I’ve seen a lot of customer surveys in my time and this is in the bottom 20%. If it came from a small company that didn’t know any better and didn’t have the ability to get good advice I’d understand. On the contrary this came from a tier one airline.
Don’t make the same mistakes. Here are the 7 important customer survey lessons you can learn from them.
Be Respectful of Your Respondent
The invite for this survey was a well laid out email with my name, frequent flyer status and current points balance. Clearly they know who I am so why is the first question (and 14 others) asking basic information that they already know.
If they know my frequent flyer status then they know all the flights I’ve taken with them for years – so why are they asking me for data they already have?
The only reason I can image that they need to ask this question is just in case I didn’t fly under my email address or Frequent Flyer number.This may be true in a small number of cases but, in my opinion, doesn’t justify making everyone go through the extra questions.
Asking questions when you already have access to the answers does not respect the respondent’s time. Fully 25% of the total questions in this survey are simple demographic or other information to which the airline already knows.
Lesson 1: Respect your respondent’s time and ask only what you cannot determine internally.
Make the Survey a Reasonable Length
Overall this survey is 58 pages long with an incredible 75 questions. Who in their right mind would actually get to the end of this colossal document, except odd people like myself, is beyond me. My guess is that they know it’s way too long and accept a low complete rate but then use the data from partial completes in their analysis. (By the way, if the airline in question is reading this they should probably toss out my response as an outlier. I can’t say I was too sincere in my responses.)
Their thinking is probably: just keep asking questions in the expectation that some people will respond to the whole survey even if most don’t. This, I think, is disrespectful to the respondents. They are not just numbers on a spread sheet. They are people who have invested their time in order to help you, for no intrinsic or extrinsic reward. The least you can do is be respectful of their time.
Alternatively they could develop 3 or 4 or 5 sub-versions of this survey. They have a large enough sample size to split their respondents into smaller groups and just ask a portion of the survey to a random sampling of respondents. That way they would get all of the questions asked not just the first few percent.
If you combined that approach with the item above you could easily generate four surveys of 15 questions that would cover all of the areas in the current survey. Response rates would go up and the data would be valid.
Lesson 2: Be reasonable in the survey length.
Questions Need to be Clear
Several of the questions in the survey are not clear. Does the question below relate to who is liable for the cost or who made the actual payment? They are two very different ideas.
For instance, I may pay for the ticket on my credit card but my company may reimburse me for the expense. Which do I chose?
Lesson 3: Ensure your questions are unambiguous.
Make No Questions Mandatory
Respondents are giving of their time and effort to provide information.

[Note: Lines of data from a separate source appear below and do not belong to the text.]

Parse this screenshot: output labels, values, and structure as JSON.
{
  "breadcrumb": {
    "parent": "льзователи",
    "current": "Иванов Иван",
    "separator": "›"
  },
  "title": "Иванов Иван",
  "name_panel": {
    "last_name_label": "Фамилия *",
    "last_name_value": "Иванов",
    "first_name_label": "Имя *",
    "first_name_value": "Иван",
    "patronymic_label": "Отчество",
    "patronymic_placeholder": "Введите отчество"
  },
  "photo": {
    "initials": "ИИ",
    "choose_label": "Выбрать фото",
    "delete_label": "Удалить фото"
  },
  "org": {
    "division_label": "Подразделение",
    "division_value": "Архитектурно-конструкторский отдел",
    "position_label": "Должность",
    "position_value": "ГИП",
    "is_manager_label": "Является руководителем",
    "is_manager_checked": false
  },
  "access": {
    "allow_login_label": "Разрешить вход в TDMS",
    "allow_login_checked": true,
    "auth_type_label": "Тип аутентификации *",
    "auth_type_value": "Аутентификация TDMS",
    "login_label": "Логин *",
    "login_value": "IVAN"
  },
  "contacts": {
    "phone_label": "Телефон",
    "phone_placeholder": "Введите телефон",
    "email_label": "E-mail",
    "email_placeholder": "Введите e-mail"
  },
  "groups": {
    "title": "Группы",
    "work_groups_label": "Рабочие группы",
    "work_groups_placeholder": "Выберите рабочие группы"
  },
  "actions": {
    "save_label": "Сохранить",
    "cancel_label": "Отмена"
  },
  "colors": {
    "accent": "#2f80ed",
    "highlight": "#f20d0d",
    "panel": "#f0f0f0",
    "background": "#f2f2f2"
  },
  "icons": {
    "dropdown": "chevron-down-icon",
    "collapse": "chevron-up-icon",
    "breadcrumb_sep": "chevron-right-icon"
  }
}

You are being selfish and fooling yourself by requiring them to respond to all questions.
This is especially the case where people might not want to respond to a question for any reason. This issue is especially bad when combined with not providing a “Not Applicable” response. Take this question for example:

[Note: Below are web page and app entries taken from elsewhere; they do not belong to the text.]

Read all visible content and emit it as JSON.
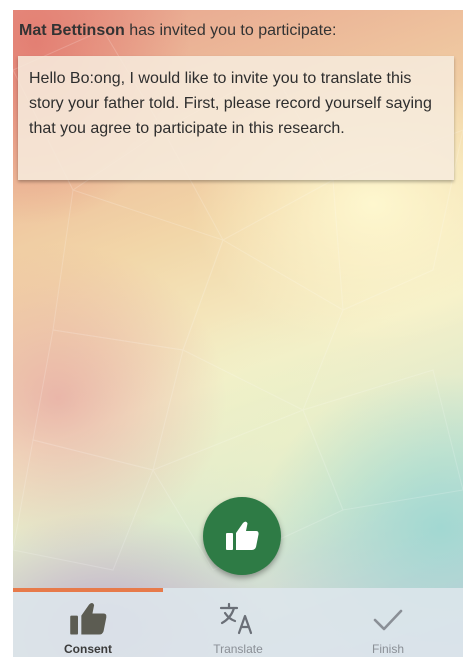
{
  "invitation": {
    "sender": "Mat Bettinson",
    "text": "has invited you to participate:",
    "message": "Hello Bo:ong, I would like to invite you to translate this story your father told. First, please record yourself saying that you agree to participate in this research."
  },
  "action_button": {
    "icon": "thumbs-up-icon",
    "color": "#2e7b45"
  },
  "bottom_nav": {
    "active_index": 0,
    "indicator_color": "#e77a4a",
    "items": [
      {
        "label": "Consent",
        "icon": "thumbs-up-icon"
      },
      {
        "label": "Translate",
        "icon": "translate-icon"
      },
      {
        "label": "Finish",
        "icon": "check-icon"
      }
    ]
  }
}
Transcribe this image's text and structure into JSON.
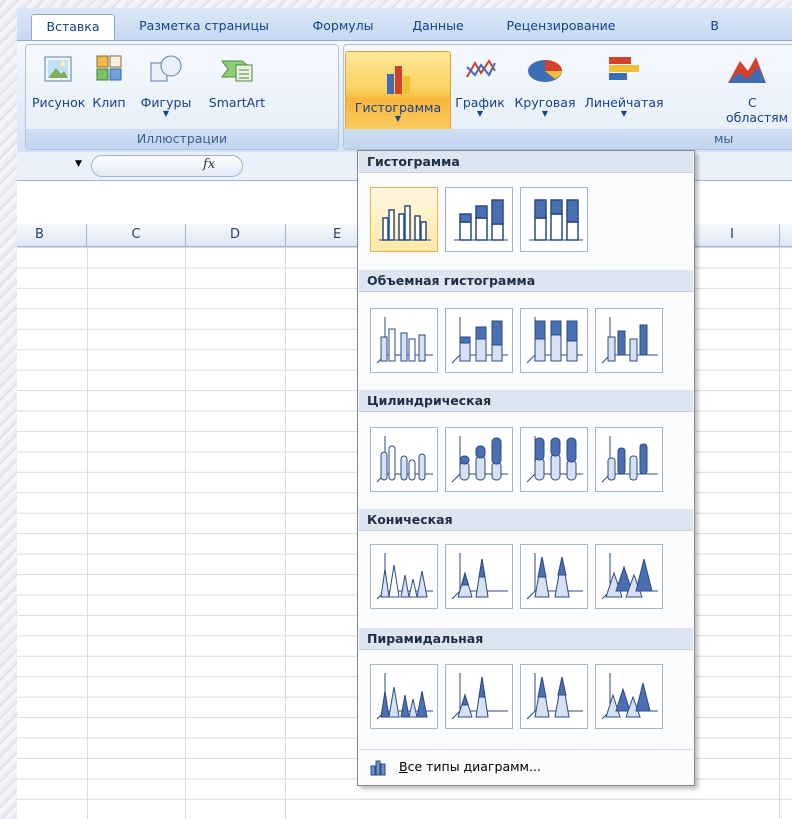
{
  "ribbon_tabs": [
    "Вставка",
    "Разметка страницы",
    "Формулы",
    "Данные",
    "Рецензирование",
    "В"
  ],
  "ribbon": {
    "illustrations": {
      "buttons": [
        "Рисунок",
        "Клип",
        "Фигуры",
        "SmartArt"
      ],
      "group_label": "Иллюстрации"
    },
    "charts": {
      "buttons": [
        "Гистограмма",
        "График",
        "Круговая",
        "Линейчатая"
      ],
      "area_button": [
        "С",
        "областям"
      ],
      "group_label_fragment": "мы"
    }
  },
  "formula_bar": {
    "fx_label": "fx"
  },
  "columns": [
    "B",
    "C",
    "D",
    "E",
    "I"
  ],
  "gallery": {
    "sections": [
      {
        "title": "Гистограмма",
        "items": [
          "clustered-column",
          "stacked-column",
          "100-stacked-column"
        ]
      },
      {
        "title": "Объемная гистограмма",
        "items": [
          "3d-clustered-column",
          "3d-stacked-column",
          "3d-100-stacked-column",
          "3d-column"
        ]
      },
      {
        "title": "Цилиндрическая",
        "items": [
          "clustered-cylinder",
          "stacked-cylinder",
          "100-stacked-cylinder",
          "3d-cylinder"
        ]
      },
      {
        "title": "Коническая",
        "items": [
          "clustered-cone",
          "stacked-cone",
          "100-stacked-cone",
          "3d-cone"
        ]
      },
      {
        "title": "Пирамидальная",
        "items": [
          "clustered-pyramid",
          "stacked-pyramid",
          "100-stacked-pyramid",
          "3d-pyramid"
        ]
      }
    ],
    "footer_label": "Все типы диаграмм..."
  },
  "colors": {
    "accent": "#15428b",
    "selected": "#fbd25d",
    "chart_blue": "#4a6fb3"
  }
}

How many women not wanting to respond to this question do you think either quit the survey at this point or enter “Male”, and visa versa. Quite a few.
Here is an even worse example:

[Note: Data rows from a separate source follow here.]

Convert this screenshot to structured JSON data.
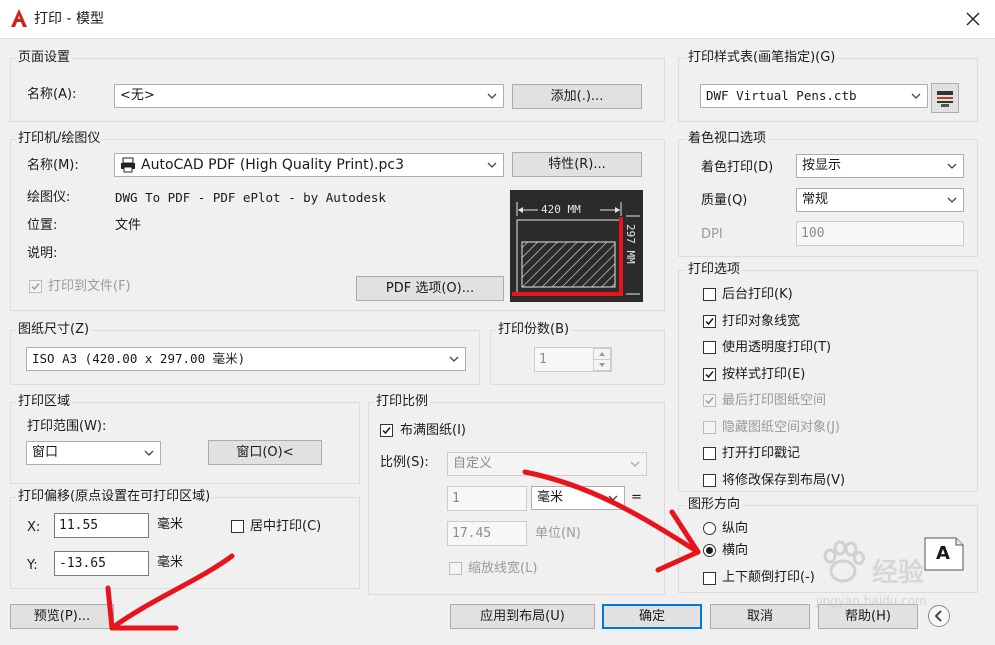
{
  "window": {
    "title": "打印 - 模型"
  },
  "page_setup": {
    "group_label": "页面设置",
    "name_label": "名称(A):",
    "name_value": "<无>",
    "add_button": "添加(.)..."
  },
  "printer": {
    "group_label": "打印机/绘图仪",
    "name_label": "名称(M):",
    "name_value": "AutoCAD PDF (High Quality Print).pc3",
    "properties_button": "特性(R)...",
    "plotter_label": "绘图仪:",
    "plotter_value": "DWG To PDF - PDF ePlot - by Autodesk",
    "location_label": "位置:",
    "location_value": "文件",
    "description_label": "说明:",
    "print_to_file_label": "打印到文件(F)",
    "pdf_options_button": "PDF 选项(O)...",
    "preview_width_text": "420 MM",
    "preview_height_text": "297 MM"
  },
  "paper_size": {
    "group_label": "图纸尺寸(Z)",
    "value": "ISO A3 (420.00 x 297.00 毫米)"
  },
  "copies": {
    "group_label": "打印份数(B)",
    "value": "1"
  },
  "plot_area": {
    "group_label": "打印区域",
    "range_label": "打印范围(W):",
    "range_value": "窗口",
    "window_button": "窗口(O)<"
  },
  "plot_offset": {
    "group_label": "打印偏移(原点设置在可打印区域)",
    "x_label": "X:",
    "x_value": "11.55",
    "y_label": "Y:",
    "y_value": "-13.65",
    "unit": "毫米",
    "center_label": "居中打印(C)"
  },
  "plot_scale": {
    "group_label": "打印比例",
    "fit_label": "布满图纸(I)",
    "scale_label": "比例(S):",
    "scale_value": "自定义",
    "value1": "1",
    "unit1": "毫米",
    "equals": "=",
    "value2": "17.45",
    "unit2": "单位(N)",
    "lineweights_label": "缩放线宽(L)"
  },
  "style_table": {
    "group_label": "打印样式表(画笔指定)(G)",
    "value": "DWF Virtual Pens.ctb"
  },
  "shaded_viewport": {
    "group_label": "着色视口选项",
    "shade_label": "着色打印(D)",
    "shade_value": "按显示",
    "quality_label": "质量(Q)",
    "quality_value": "常规",
    "dpi_label": "DPI",
    "dpi_value": "100"
  },
  "plot_options": {
    "group_label": "打印选项",
    "items": [
      {
        "label": "后台打印(K)",
        "checked": false,
        "enabled": true
      },
      {
        "label": "打印对象线宽",
        "checked": true,
        "enabled": true
      },
      {
        "label": "使用透明度打印(T)",
        "checked": false,
        "enabled": true
      },
      {
        "label": "按样式打印(E)",
        "checked": true,
        "enabled": true
      },
      {
        "label": "最后打印图纸空间",
        "checked": true,
        "enabled": false
      },
      {
        "label": "隐藏图纸空间对象(J)",
        "checked": false,
        "enabled": false
      },
      {
        "label": "打开打印戳记",
        "checked": false,
        "enabled": true
      },
      {
        "label": "将修改保存到布局(V)",
        "checked": false,
        "enabled": true
      }
    ]
  },
  "orientation": {
    "group_label": "图形方向",
    "portrait_label": "纵向",
    "landscape_label": "横向",
    "upside_down_label": "上下颠倒打印(-)",
    "selected": "landscape",
    "icon_letter": "A"
  },
  "bottom": {
    "preview_button": "预览(P)...",
    "apply_button": "应用到布局(U)",
    "ok_button": "确定",
    "cancel_button": "取消",
    "help_button": "帮助(H)"
  },
  "watermark": {
    "brand": "经验",
    "url": "jingyan.baidu.com"
  },
  "colors": {
    "accent": "#0078d7",
    "annotation_red": "#e8141b"
  }
}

Don’t have an opinion on any of these items, didn’t notice what happened? Too bad you have to provide a response. You can guess that many of these responses are trash data. But there is no way for the company do the survey to reliably distinguish between “I just don’t want to answer so I’ll put anything” and “It was about the same as usual.”
Lesson 4: Make no question compulsory unless there is a very, very good reason.
Lesson 5: Always provide a Not Applicable or similar response.
Questions and Answers Must Make Sense
Consider this question:
The responses, mostly, don’t match the questions:
What specifically did you dislike about the boarding experience? – the efficient boarding process.
What specifically did you dislike about the boarding experience? – I get priority boarding based on my status or special needs.
In fact the first two responses are simple tautologies and add no information. Reworded more clearly they simply say:
What specifically did you dislike about the boarding experience ?– the boarding process.
What specifically did you dislike about the boarding experience? – the priority boarding process.
Responses that would have been more useful could have been:
1. The cleanliness of the lounge
2. The clarity of the public address announcements.
3. People queuing before their seat row is called and clogging up the aisle for everyone else.
Okay so that last one is a pet peeve of mine but you get the picture.
Lesson 6: Read your questions and ensure that they make sense
Lesson: 7: Ensure your questions add information
Also this question only allows one response. What if I disliked the boarding process and the ground crew. Too bad I just have to give one response.
Most of these issues are not rocket science. They are simply good manners and require thinking carefully about what you are doing.
Have you seen a particularly bad survey recently. Let me know below.